*Task item*
Find every line in the records that holds the string "Exemple". Copy each one.

*Exercise data*
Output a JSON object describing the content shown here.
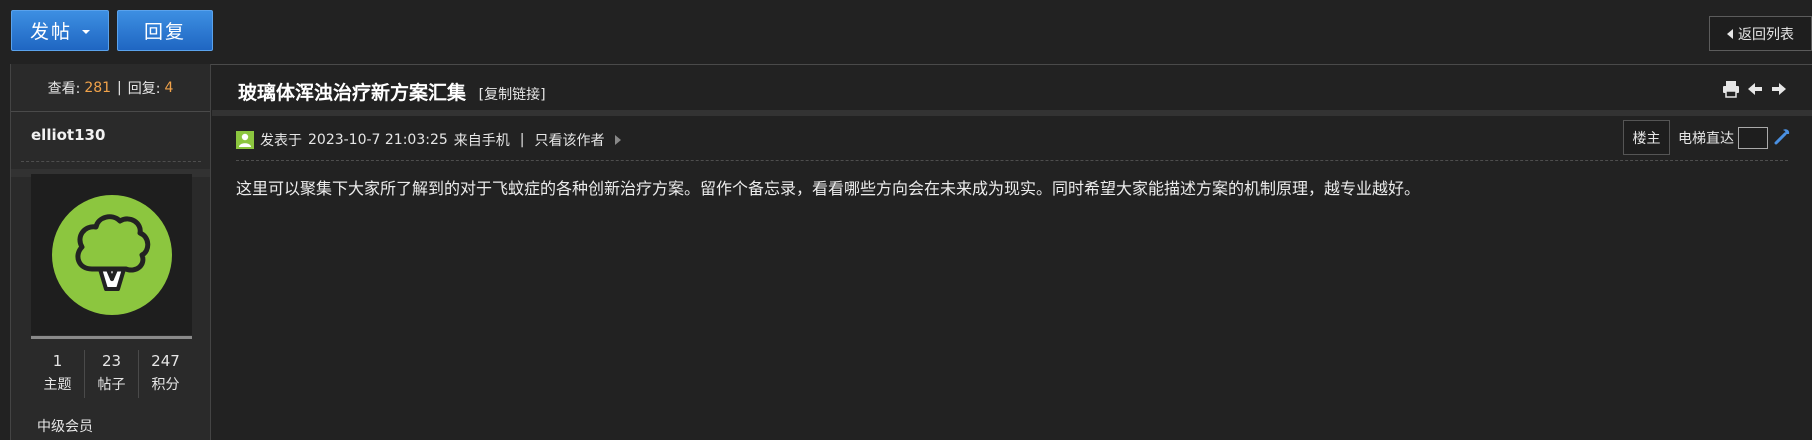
{
  "toolbar": {
    "post_label": "发帖",
    "reply_label": "回复",
    "back_label": "返回列表"
  },
  "thread": {
    "views_label": "查看:",
    "views": "281",
    "replies_label": "回复:",
    "replies": "4",
    "title": "玻璃体浑浊治疗新方案汇集",
    "copy_link": "[复制链接]"
  },
  "author": {
    "name": "elliot130",
    "stats": [
      {
        "value": "1",
        "label": "主题"
      },
      {
        "value": "23",
        "label": "帖子"
      },
      {
        "value": "247",
        "label": "积分"
      }
    ],
    "rank": "中级会员"
  },
  "post": {
    "meta_prefix": "发表于",
    "datetime": "2023-10-7 21:03:25",
    "source": "来自手机",
    "separator": "|",
    "only_author": "只看该作者",
    "floor": "楼主",
    "elevator_label": "电梯直达",
    "body": "这里可以聚集下大家所了解到的对于飞蚊症的各种创新治疗方案。留作个备忘录，看看哪些方向会在未来成为现实。同时希望大家能描述方案的机制原理，越专业越好。"
  },
  "colors": {
    "accent_blue": "#2c7bd6",
    "number_orange": "#f0a24a",
    "avatar_green": "#8cc63f"
  }
}
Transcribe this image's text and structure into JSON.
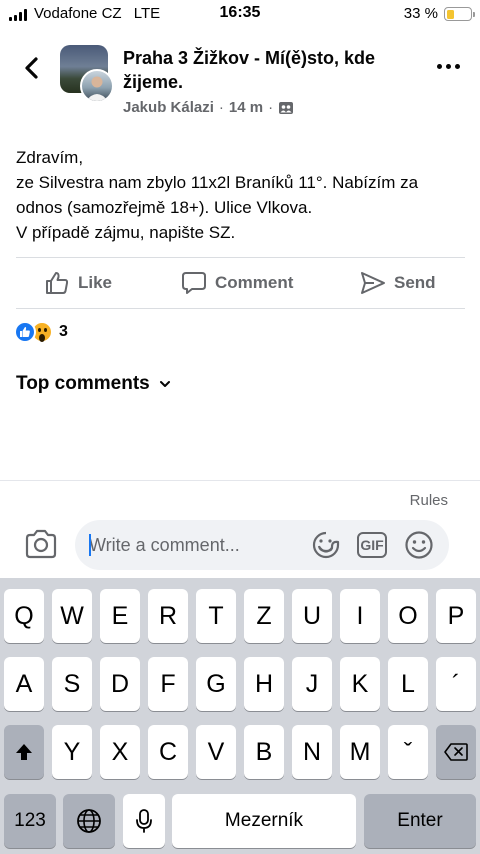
{
  "status_bar": {
    "carrier": "Vodafone CZ",
    "network": "LTE",
    "time": "16:35",
    "battery_percent": "33 %",
    "battery_level": 0.33,
    "battery_color": "#f4c430"
  },
  "header": {
    "back_icon": "chevron-left-icon",
    "group_name": "Praha 3 Žižkov - Mí(ě)sto, kde žijeme.",
    "author": "Jakub Kálazi",
    "separator": "·",
    "time_ago": "14 m",
    "audience_icon": "group-audience-icon",
    "more_icon": "more-horizontal-icon"
  },
  "post": {
    "lines": [
      "Zdravím,",
      "ze Silvestra nam zbylo 11x2l Braníků 11°. Nabízím za odnos (samozřejmě 18+). Ulice Vlkova.",
      "V případě zájmu, napište SZ."
    ]
  },
  "actions": {
    "like": "Like",
    "comment": "Comment",
    "send": "Send"
  },
  "reactions": {
    "types": [
      "like",
      "wow"
    ],
    "count": "3",
    "like_color": "#1877f2",
    "wow_color": "#f7b125"
  },
  "comments": {
    "sort_label": "Top comments",
    "rules": "Rules",
    "input_placeholder": "Write a comment...",
    "gif_label": "GIF"
  },
  "keyboard": {
    "row1": [
      "Q",
      "W",
      "E",
      "R",
      "T",
      "Z",
      "U",
      "I",
      "O",
      "P"
    ],
    "row2": [
      "A",
      "S",
      "D",
      "F",
      "G",
      "H",
      "J",
      "K",
      "L",
      "´"
    ],
    "row3": [
      "Y",
      "X",
      "C",
      "V",
      "B",
      "N",
      "M",
      "ˇ"
    ],
    "numbers_key": "123",
    "space_key": "Mezerník",
    "return_key": "Enter"
  }
}
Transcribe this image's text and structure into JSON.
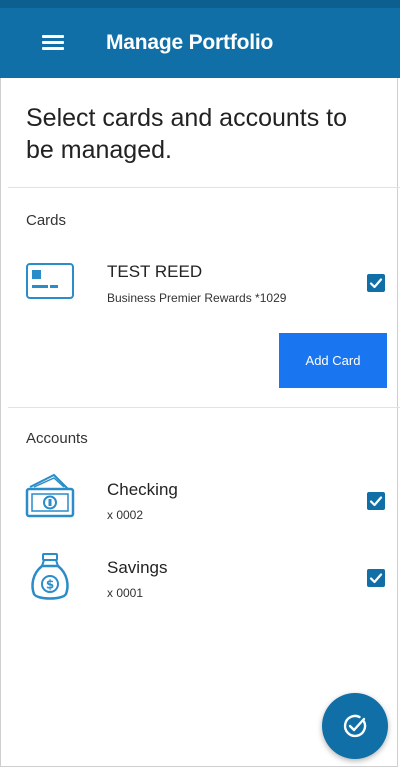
{
  "app": {
    "title": "Manage Portfolio",
    "menu_icon": "hamburger-menu-icon",
    "primary_color": "#0f6fa6",
    "accent_color": "#1a75f0"
  },
  "heading": "Select cards and accounts to be managed.",
  "cards_section": {
    "label": "Cards",
    "items": [
      {
        "icon": "credit-card-icon",
        "title": "TEST REED",
        "subtitle": "Business Premier Rewards *1029",
        "checked": true
      }
    ],
    "add_button_label": "Add Card"
  },
  "accounts_section": {
    "label": "Accounts",
    "items": [
      {
        "icon": "cash-stack-icon",
        "title": "Checking",
        "subtitle": "x 0002",
        "checked": true
      },
      {
        "icon": "money-bag-icon",
        "title": "Savings",
        "subtitle": "x 0001",
        "checked": true
      }
    ]
  },
  "fab": {
    "icon": "check-circle-icon"
  }
}
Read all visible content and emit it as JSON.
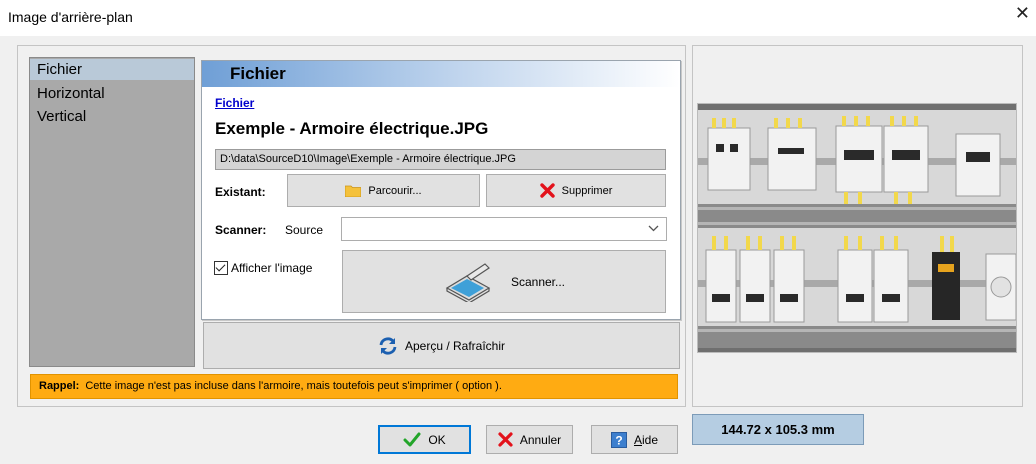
{
  "window": {
    "title": "Image d'arrière-plan",
    "close_glyph": "✕"
  },
  "nav": {
    "items": [
      {
        "label": "Fichier",
        "selected": true
      },
      {
        "label": "Horizontal",
        "selected": false
      },
      {
        "label": "Vertical",
        "selected": false
      }
    ]
  },
  "section": {
    "header": "Fichier",
    "link": "Fichier",
    "file_name": "Exemple - Armoire électrique.JPG",
    "path": "D:\\data\\SourceD10\\Image\\Exemple - Armoire électrique.JPG"
  },
  "existing": {
    "label": "Existant:",
    "browse_label": "Parcourir...",
    "delete_label": "Supprimer"
  },
  "scanner": {
    "label": "Scanner:",
    "source_label": "Source",
    "source_value": "",
    "show_image_label": "Afficher l'image",
    "show_image_checked": true,
    "scan_label": "Scanner..."
  },
  "preview_button": "Aperçu / Rafraîchir",
  "reminder": {
    "prefix": "Rappel:",
    "text": "Cette image n'est pas incluse dans l'armoire, mais toutefois peut s'imprimer ( option )."
  },
  "size_display": "144.72 x 105.3 mm",
  "buttons": {
    "ok": "OK",
    "cancel": "Annuler",
    "help_prefix": "A",
    "help_rest": "ide"
  },
  "colors": {
    "reminder_bg": "#ffab12",
    "size_bg": "#b5cde2",
    "nav_bg": "#a9a9a9",
    "accent": "#0078d7"
  },
  "icons": {
    "browse": "folder-icon",
    "delete": "red-x-icon",
    "scan": "scanner-icon",
    "preview": "refresh-icon",
    "ok": "green-check-icon",
    "cancel": "red-x-icon",
    "help": "help-icon"
  }
}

*Reply to the task*
    "file_name": "Exemple - Armoire électrique.JPG",
    "path": "D:\\data\\SourceD10\\Image\\Exemple - Armoire électrique.JPG"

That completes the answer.